With the new-look Guinness PRO14 soon to return, we are taking a look back at some of the great names of the past in this league.
And here we examine the cult heroes from the Irish provinces that have provided us with many a memory over the years.
And where better to start than with the man who led Connacht to their fairytale title back in the 2015/16 season?
Connacht back-row John Muldoon has made a record 303 appearances after having made his debut in 2004.
Without a doubt his finest moment was lifting his club’s first ever major trophy as captain when they won the 2015-16 title.
The Galwaymen defeated provincial rivals and traditional powerhouses Leinster 20-10 in the BT Murrayfield final and Muldoon was named man-of-the-match on an historic afternoon.
After a 131-year wait, Connacht had finally won major honours aptly lead by their iconic captain.
After the final whistle, Muldoon revealed he had bet 20 Euros he wouldn’t cry if his team won the competition.
He referred to the bet as “the best 20 quid I have ever spent.”
But while Muldoon enjoyed the greatest moment in the club’s history, the foundation was laid by another historic figure in ex-player and ex-coach, and Galway native, Eric Elwood.
As a player, he helped cement Connacht’s name on the European rugby scene during their run in the 2005/06 Challenge Cup where they lost their semi-final to eventual winners Harlequins.
He also helped his side make history and become the first Irish province to win on French soil when they beat Begles Bordeaux in 1997/98.
After retiring, he returned to Connacht as a coach, where he got revenge on Quins by knocking them off the top spot in the pool stage of the 2011-12 Champions Cup, condemning them to the Amlin Cup with a 9-8 victory at Galway Sportsground.
The golden boy of Irish rugby, the legend that is Brian O’Driscoll won two European crowns, a Challenge Cup and four domestic titles in his storied career with Leinster.
Arguably his most memorable display in a blue jersey was his man-of-the-match outing in the European semi-finals at Croke Park against Munster.
He scored his side’s second try of the game in the 61st minute, after a 60-metre interception to put the game beyond their rivals.
But to pick out one performance is impossible for a talisman who always seemed to produce when it mattered in the blue of Leinster and the green of Ireland.
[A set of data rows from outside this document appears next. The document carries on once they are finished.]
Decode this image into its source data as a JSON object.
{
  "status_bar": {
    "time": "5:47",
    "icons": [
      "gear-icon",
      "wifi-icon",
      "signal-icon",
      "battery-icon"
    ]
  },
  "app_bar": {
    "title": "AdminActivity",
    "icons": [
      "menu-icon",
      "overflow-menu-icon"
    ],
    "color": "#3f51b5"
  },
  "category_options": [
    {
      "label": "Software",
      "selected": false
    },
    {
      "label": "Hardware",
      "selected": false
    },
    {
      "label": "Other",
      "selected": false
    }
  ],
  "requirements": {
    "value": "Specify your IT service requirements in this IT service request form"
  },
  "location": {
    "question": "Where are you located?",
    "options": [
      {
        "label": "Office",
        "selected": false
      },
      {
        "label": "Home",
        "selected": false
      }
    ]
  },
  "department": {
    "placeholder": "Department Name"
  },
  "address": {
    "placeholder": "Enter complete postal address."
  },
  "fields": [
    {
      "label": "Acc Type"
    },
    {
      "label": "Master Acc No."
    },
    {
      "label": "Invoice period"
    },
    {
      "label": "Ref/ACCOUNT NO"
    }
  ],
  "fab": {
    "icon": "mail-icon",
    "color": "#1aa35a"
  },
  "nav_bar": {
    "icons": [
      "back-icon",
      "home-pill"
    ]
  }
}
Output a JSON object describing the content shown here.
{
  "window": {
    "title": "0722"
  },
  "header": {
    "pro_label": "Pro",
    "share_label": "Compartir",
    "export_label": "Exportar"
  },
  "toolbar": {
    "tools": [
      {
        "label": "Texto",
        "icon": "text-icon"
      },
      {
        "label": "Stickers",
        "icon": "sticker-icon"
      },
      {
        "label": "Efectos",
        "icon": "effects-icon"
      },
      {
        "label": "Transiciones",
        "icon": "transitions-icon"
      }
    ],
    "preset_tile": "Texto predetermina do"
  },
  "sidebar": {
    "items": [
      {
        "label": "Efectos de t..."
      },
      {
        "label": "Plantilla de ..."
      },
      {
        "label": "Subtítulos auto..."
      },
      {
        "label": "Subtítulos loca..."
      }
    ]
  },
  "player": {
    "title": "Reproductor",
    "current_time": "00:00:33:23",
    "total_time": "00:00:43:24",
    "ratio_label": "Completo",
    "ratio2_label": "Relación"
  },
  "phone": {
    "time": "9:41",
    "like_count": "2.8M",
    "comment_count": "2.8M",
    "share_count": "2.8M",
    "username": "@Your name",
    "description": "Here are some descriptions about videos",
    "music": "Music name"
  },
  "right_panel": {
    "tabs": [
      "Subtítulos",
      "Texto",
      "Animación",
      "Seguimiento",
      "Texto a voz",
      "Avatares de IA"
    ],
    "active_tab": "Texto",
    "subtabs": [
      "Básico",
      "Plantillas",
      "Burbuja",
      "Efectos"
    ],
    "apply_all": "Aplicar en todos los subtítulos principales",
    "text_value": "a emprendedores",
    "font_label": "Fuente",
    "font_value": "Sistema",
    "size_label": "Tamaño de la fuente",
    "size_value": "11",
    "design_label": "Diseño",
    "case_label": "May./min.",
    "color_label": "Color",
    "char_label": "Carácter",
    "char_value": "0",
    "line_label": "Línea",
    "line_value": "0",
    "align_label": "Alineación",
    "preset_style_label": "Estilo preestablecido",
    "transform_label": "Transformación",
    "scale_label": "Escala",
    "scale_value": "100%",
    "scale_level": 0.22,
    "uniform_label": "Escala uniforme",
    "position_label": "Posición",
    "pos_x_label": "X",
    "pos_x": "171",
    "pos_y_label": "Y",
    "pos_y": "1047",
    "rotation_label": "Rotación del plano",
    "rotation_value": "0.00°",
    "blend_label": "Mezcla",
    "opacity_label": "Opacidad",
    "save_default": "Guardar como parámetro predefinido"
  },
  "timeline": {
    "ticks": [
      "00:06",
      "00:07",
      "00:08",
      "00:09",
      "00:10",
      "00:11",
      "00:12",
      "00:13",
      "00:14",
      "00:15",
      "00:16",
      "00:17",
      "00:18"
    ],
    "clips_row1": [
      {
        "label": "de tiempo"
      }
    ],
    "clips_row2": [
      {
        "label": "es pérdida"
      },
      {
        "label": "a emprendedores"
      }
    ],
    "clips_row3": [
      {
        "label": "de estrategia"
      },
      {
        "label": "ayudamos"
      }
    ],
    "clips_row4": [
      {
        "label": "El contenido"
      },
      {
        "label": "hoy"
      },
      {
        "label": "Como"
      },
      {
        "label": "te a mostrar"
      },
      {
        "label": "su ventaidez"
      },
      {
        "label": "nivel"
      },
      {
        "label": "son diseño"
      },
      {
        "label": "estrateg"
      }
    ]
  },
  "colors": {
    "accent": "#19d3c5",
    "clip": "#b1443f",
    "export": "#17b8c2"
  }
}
Indeed the centre hung up his boots as his country’s top appearance maker and top try scorer.
But New Zealand-born Isa Nacewa is one of the cherished adopted sons of Leinster.
Nacewa has operated all around the backs during his distinguished career, and retired from the game after three European Cups and three PRO14 titles with Leinster at the end of the 2012-13 season.
Much to the fans’ delight, he came out of retirement in April 2015 and re-joined the club.
He was named as captain at the start of the next campaign, a position he holds to this day.
He has since helped Leinster to a PRO14 final in 2016 where they lost to Connacht and finished as top try scorer in Europe the season just gone as Leinster made it into the semi-finals.
The beloved Paul O’Connell lifted two European titles with Munster as well as three domestic titles.
Their first European crown owed much to the legendary lock, scoring a try in the quarter-final against Perpignan, and putting in two huge performances in the semi-final against Leinster and the final against Biarritz Olympique.
He was named captain the following year and led his team to another European title in 2008,while with Ireland he was huge in their Grand Slam of 2009 and subsequent back to back titles in 2014 and 2015 before retiring later that year.
Ireland’s record points scorer, Ronan O’Gara, was also vital for Munster in that historic winning period.
Nothing sums up his importance in the clutch more than in 2011 when he slotted a 41st phase match-winning drop goal to down Northampton Saints at Thomond Park.
But he did it time and again for club and country, pulling the strings as Munster dominated both domestically and abroad.
Finally, Donncha O’Callaghan made a record 268 appearances for the province between 1998 and 2015.
He partnered O’Connell to complete one of the most revered and experienced second-row partnerships in the history of the game.
Ulster’s legendary fly-half David Humphreys captained his side to their only ever Euroepan crown in 1998-99.
His side defeated Colomiers 21-6 in front of 49,500 fans at Lansdowne Park. It was the crowning moment of a career which was very much not over at that point.
He went on to play for his side until 2008, when he retired to take up the role of Director of Operations; a position he held until 2014.
He also played a huge role in the 2005-06 Celtic League. Ulster were behind league leaders Ospreys and needed a win for glory.
With minutes to spare, Humphreys kicked a 40-metre drop goal and brought the trophy back to the Ulster’s quarter of the Emerald Isle.
Hooker Rory Best has made 230 appearances for Ulster and is going in to his tenth year as captain of the side.
Since making his debut in 2005, he has had an illustrious career at both provincial and international level.
He is the current captain of the national side and could conceivably break O’Driscoll’s appearance record.